◆ Data records for software interfaces ◆
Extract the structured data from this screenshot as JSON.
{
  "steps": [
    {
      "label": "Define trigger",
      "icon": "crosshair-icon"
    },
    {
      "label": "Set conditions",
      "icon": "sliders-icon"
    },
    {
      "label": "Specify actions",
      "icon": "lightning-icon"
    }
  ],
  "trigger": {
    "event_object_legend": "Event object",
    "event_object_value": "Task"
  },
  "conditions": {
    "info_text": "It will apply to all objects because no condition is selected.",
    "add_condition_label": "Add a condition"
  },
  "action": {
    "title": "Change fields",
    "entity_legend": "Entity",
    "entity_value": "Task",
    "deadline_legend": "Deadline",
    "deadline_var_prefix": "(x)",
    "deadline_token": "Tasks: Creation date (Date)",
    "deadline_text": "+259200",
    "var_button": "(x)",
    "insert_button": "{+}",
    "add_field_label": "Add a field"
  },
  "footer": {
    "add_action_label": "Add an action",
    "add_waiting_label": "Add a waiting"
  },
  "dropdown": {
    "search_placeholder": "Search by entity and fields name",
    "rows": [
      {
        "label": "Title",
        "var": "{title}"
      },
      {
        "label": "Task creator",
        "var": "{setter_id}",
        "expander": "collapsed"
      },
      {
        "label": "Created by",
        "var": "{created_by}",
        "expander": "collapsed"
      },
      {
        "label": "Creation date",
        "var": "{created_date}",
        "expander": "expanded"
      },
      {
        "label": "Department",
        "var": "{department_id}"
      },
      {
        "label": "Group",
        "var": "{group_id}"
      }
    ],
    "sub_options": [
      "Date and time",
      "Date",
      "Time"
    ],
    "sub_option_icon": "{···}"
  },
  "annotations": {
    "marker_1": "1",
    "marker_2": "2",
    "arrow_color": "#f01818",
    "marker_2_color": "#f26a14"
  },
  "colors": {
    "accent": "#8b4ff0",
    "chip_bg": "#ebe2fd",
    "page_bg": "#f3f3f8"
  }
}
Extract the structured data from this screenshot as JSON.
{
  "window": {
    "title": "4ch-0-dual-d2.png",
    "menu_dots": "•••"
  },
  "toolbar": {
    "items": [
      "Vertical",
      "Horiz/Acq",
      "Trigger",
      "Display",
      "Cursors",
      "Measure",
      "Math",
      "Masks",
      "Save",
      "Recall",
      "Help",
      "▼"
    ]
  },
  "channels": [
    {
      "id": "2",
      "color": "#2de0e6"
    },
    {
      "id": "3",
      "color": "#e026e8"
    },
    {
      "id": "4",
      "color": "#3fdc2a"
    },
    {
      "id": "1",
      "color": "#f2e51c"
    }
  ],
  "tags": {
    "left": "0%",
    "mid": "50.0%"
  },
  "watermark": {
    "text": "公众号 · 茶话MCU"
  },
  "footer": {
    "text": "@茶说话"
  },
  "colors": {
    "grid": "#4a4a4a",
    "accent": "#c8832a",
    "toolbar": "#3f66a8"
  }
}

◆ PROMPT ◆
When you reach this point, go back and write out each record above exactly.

◆ YOUR RESPONSE ◆
Extract the structured data from this screenshot as JSON.
{
  "steps": [
    {
      "label": "Define trigger",
      "icon": "crosshair-icon"
    },
    {
      "label": "Set conditions",
      "icon": "sliders-icon"
    },
    {
      "label": "Specify actions",
      "icon": "lightning-icon"
    }
  ],
  "trigger": {
    "event_object_legend": "Event object",
    "event_object_value": "Task"
  },
  "conditions": {
    "info_text": "It will apply to all objects because no condition is selected.",
    "add_condition_label": "Add a condition"
  },
  "action": {
    "title": "Change fields",
    "entity_legend": "Entity",
    "entity_value": "Task",
    "deadline_legend": "Deadline",
    "deadline_var_prefix": "(x)",
    "deadline_token": "Tasks: Creation date (Date)",
    "deadline_text": "+259200",
    "var_button": "(x)",
    "insert_button": "{+}",
    "add_field_label": "Add a field"
  },
  "footer": {
    "add_action_label": "Add an action",
    "add_waiting_label": "Add a waiting"
  },
  "dropdown": {
    "search_placeholder": "Search by entity and fields name",
    "rows": [
      {
        "label": "Title",
        "var": "{title}"
      },
      {
        "label": "Task creator",
        "var": "{setter_id}",
        "expander": "collapsed"
      },
      {
        "label": "Created by",
        "var": "{created_by}",
        "expander": "collapsed"
      },
      {
        "label": "Creation date",
        "var": "{created_date}",
        "expander": "expanded"
      },
      {
        "label": "Department",
        "var": "{department_id}"
      },
      {
        "label": "Group",
        "var": "{group_id}"
      }
    ],
    "sub_options": [
      "Date and time",
      "Date",
      "Time"
    ],
    "sub_option_icon": "{···}"
  },
  "annotations": {
    "marker_1": "1",
    "marker_2": "2",
    "arrow_color": "#f01818",
    "marker_2_color": "#f26a14"
  },
  "colors": {
    "accent": "#8b4ff0",
    "chip_bg": "#ebe2fd",
    "page_bg": "#f3f3f8"
  }
}
Extract the structured data from this screenshot as JSON.
{
  "window": {
    "title": "4ch-0-dual-d2.png",
    "menu_dots": "•••"
  },
  "toolbar": {
    "items": [
      "Vertical",
      "Horiz/Acq",
      "Trigger",
      "Display",
      "Cursors",
      "Measure",
      "Math",
      "Masks",
      "Save",
      "Recall",
      "Help",
      "▼"
    ]
  },
  "channels": [
    {
      "id": "2",
      "color": "#2de0e6"
    },
    {
      "id": "3",
      "color": "#e026e8"
    },
    {
      "id": "4",
      "color": "#3fdc2a"
    },
    {
      "id": "1",
      "color": "#f2e51c"
    }
  ],
  "tags": {
    "left": "0%",
    "mid": "50.0%"
  },
  "watermark": {
    "text": "公众号 · 茶话MCU"
  },
  "footer": {
    "text": "@茶说话"
  },
  "colors": {
    "grid": "#4a4a4a",
    "accent": "#c8832a",
    "toolbar": "#3f66a8"
  }
}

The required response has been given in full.